A lot of people tell me they HAVE to freelance, but I do believe in most cases it’s a choice, even if it’s a default option. You either choose to walk towards it or you reluctantly ‘fall into’ it. Please don’t fall into it… you give the rest of us a bad name.
If you are holding you nose and freelancing through necessity, it’ll start to show. It’s like when you’re on a bad date or in a relationship with someone you don’t really have the butterflies for. Sooner or later it’s going to have to be raised… don’t let someone else choose your life for you… if you want to freelance, make a plan, set your goals and do it like you mean it. When is the right time to freelance? When you really want to do it!
*give or take a short hiatus
**which I started a number of years ago
The CIPR Greater London Group is holding an event on building a sustainable freelance PR career, in partnership with the CIPR Independent Practitioners Network, on 5 February. Further details and booking available via Eventbrite.
Helen Campbell is a business and personal coach, working with individuals and small groups. Helen worked in PR and communications for almost twenty years before she moved full-time into coaching. She has run PR campaigns in the areas of personal finance, business, technology, public sector, charity, beer and wine, and directly advised a number of CEOs at various innovative start-ups.

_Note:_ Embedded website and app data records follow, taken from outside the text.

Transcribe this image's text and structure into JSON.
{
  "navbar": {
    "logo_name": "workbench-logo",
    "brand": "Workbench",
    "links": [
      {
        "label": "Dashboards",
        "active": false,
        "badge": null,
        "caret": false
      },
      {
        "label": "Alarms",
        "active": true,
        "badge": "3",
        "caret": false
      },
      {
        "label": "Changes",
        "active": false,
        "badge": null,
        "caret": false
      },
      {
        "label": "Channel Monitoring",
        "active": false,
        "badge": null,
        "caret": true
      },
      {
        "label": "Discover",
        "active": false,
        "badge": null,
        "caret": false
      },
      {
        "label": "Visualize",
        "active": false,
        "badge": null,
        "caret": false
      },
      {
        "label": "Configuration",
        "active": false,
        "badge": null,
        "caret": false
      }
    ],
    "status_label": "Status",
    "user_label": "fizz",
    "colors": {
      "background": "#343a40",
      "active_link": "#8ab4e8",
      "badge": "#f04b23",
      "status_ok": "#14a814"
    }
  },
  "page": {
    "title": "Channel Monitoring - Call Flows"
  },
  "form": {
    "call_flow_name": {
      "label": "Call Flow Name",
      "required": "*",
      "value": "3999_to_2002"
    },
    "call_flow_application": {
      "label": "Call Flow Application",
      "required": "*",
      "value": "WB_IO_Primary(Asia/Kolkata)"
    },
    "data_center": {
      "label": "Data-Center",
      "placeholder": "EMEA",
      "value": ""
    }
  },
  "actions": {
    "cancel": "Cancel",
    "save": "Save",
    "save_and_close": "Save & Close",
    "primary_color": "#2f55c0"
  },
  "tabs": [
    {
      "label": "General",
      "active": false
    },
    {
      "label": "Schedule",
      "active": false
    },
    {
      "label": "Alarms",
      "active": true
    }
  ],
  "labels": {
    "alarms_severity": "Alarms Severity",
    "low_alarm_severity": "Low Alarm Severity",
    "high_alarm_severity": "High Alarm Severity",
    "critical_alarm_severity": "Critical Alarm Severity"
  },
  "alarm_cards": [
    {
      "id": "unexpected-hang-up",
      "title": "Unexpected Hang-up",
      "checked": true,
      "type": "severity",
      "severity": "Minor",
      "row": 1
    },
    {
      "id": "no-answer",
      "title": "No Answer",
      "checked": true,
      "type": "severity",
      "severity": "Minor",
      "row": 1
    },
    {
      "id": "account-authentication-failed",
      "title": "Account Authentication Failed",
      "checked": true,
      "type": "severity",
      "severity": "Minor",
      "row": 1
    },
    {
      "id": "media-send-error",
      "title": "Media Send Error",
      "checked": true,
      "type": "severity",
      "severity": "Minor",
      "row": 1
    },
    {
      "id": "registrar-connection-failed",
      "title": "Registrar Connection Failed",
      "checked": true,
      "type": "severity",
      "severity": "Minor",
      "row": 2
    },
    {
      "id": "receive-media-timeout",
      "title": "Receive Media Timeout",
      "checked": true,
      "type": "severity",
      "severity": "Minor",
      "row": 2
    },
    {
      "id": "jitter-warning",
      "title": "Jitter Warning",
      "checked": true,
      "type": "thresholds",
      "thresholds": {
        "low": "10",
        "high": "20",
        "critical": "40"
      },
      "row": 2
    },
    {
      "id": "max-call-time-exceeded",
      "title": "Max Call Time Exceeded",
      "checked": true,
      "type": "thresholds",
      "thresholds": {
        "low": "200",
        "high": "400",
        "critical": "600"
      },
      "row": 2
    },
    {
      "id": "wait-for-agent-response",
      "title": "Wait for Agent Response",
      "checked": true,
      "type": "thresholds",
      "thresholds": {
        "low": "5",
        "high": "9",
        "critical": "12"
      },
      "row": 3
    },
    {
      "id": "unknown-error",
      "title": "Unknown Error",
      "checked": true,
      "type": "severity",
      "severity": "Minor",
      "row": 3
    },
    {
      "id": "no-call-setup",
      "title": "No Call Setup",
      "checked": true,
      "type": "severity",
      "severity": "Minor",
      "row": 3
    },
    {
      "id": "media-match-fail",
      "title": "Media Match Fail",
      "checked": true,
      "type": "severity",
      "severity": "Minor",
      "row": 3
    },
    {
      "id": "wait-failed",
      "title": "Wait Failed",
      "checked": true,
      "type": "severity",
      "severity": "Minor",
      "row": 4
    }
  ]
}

She lives near Hay-on-Wye and Brecon, in Mid Wales and is currently writing a book for Business Expert Press.